Where does the string "test" occur in the records? Copy each line that holds it.

BEGIN The input

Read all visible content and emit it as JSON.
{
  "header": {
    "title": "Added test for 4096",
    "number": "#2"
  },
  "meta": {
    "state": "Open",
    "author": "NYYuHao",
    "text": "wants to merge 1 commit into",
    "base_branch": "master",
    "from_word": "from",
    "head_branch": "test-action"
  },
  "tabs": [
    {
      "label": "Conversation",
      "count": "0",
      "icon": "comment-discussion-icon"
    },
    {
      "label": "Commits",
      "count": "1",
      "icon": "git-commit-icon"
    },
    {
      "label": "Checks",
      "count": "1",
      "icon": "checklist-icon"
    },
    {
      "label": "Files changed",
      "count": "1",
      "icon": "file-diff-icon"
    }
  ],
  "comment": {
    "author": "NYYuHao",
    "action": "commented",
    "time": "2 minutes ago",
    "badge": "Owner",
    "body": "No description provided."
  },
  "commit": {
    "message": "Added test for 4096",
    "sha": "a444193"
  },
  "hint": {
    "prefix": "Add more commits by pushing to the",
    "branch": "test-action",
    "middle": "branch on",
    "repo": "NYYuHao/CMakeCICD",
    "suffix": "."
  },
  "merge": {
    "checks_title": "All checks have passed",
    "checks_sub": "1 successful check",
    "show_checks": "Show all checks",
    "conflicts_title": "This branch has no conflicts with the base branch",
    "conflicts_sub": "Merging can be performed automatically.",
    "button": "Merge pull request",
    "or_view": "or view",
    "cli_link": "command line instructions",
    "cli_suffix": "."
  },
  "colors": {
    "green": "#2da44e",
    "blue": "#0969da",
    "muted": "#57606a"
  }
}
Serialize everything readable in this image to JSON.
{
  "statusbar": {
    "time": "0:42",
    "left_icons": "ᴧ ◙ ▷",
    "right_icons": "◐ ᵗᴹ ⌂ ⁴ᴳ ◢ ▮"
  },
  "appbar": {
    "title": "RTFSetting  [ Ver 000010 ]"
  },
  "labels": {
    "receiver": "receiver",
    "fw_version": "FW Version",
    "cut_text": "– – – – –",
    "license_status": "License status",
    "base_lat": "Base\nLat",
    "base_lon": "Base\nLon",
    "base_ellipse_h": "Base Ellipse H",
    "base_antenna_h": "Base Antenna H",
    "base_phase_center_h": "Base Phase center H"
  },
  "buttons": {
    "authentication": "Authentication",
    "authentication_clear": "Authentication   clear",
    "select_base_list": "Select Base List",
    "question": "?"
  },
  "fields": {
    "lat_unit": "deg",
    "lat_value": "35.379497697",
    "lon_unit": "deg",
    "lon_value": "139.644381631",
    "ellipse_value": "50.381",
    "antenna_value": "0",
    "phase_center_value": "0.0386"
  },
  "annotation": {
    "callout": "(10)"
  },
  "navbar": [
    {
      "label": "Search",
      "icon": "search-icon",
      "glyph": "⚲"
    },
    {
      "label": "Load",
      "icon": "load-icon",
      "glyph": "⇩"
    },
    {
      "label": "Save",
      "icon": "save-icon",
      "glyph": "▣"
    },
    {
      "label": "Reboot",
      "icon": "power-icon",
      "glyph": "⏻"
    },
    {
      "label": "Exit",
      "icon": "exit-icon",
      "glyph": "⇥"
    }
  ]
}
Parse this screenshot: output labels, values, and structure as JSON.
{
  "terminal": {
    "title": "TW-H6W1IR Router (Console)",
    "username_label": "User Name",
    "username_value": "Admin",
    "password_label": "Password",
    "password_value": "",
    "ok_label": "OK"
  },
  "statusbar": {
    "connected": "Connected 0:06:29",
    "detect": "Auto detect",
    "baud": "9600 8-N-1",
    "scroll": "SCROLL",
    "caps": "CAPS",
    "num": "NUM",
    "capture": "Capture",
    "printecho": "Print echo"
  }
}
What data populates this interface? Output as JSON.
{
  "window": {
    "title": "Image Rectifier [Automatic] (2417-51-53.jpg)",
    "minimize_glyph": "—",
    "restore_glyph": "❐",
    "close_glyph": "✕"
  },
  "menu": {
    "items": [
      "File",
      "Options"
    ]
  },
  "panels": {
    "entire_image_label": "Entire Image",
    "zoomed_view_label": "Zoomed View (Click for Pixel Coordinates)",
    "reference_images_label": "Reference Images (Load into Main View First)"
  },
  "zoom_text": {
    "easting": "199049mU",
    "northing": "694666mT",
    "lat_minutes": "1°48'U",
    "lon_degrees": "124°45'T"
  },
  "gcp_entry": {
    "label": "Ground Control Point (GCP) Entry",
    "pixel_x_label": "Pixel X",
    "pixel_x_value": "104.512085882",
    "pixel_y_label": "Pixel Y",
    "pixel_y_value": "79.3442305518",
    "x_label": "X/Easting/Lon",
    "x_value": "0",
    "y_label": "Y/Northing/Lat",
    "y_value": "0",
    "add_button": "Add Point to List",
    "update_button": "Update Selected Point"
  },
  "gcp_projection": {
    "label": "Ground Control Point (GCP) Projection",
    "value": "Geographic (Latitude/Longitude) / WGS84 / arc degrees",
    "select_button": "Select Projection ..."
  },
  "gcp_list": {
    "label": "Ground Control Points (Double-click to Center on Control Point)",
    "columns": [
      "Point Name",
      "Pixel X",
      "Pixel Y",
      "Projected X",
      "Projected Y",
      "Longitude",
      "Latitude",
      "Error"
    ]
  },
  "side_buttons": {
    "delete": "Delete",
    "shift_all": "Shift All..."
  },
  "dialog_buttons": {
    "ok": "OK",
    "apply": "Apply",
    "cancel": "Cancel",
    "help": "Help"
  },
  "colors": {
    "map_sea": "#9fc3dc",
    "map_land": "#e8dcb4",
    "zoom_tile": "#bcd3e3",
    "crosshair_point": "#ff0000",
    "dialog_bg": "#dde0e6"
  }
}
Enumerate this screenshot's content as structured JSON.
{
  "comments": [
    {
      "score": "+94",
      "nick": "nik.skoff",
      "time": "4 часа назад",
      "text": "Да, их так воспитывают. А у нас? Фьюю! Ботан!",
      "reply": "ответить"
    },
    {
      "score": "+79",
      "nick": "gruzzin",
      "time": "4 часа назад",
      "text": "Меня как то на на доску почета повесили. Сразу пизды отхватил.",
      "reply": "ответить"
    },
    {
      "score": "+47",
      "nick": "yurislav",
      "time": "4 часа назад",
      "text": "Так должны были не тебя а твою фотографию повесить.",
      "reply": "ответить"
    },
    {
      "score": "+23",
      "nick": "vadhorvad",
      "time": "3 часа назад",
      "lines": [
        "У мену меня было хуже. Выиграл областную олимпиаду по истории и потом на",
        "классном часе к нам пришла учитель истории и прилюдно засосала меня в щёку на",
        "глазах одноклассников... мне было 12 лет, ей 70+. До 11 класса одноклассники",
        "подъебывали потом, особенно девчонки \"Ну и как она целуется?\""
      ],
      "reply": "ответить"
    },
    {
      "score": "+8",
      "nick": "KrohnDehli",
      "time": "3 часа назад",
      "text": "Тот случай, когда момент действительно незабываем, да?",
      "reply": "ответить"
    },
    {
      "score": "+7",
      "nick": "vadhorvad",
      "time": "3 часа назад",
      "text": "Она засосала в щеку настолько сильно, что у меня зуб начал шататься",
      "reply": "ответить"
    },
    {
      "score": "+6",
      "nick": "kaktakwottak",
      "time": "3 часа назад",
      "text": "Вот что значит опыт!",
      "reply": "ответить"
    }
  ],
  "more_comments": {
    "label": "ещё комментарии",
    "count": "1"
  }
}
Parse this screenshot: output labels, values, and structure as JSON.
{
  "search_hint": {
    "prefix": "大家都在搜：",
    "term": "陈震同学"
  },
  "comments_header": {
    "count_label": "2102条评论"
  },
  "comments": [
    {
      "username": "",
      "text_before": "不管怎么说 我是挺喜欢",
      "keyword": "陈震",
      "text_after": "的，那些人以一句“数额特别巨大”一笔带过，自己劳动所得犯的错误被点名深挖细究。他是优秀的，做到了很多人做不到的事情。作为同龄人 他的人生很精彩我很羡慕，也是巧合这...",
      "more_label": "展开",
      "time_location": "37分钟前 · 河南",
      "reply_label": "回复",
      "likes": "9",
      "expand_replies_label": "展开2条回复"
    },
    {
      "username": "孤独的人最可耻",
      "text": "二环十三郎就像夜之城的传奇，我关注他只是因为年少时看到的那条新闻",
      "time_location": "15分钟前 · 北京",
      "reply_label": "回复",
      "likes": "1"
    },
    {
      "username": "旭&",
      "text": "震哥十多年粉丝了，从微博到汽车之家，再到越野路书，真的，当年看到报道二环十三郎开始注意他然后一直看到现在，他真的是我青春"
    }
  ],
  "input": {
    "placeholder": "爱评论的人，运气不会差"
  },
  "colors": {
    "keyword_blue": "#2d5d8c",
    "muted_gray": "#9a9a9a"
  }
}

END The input

Final answer »
    "title": "Added test for 4096",
    "head_branch": "test-action"
    "message": "Added test for 4096",
    "branch": "test-action",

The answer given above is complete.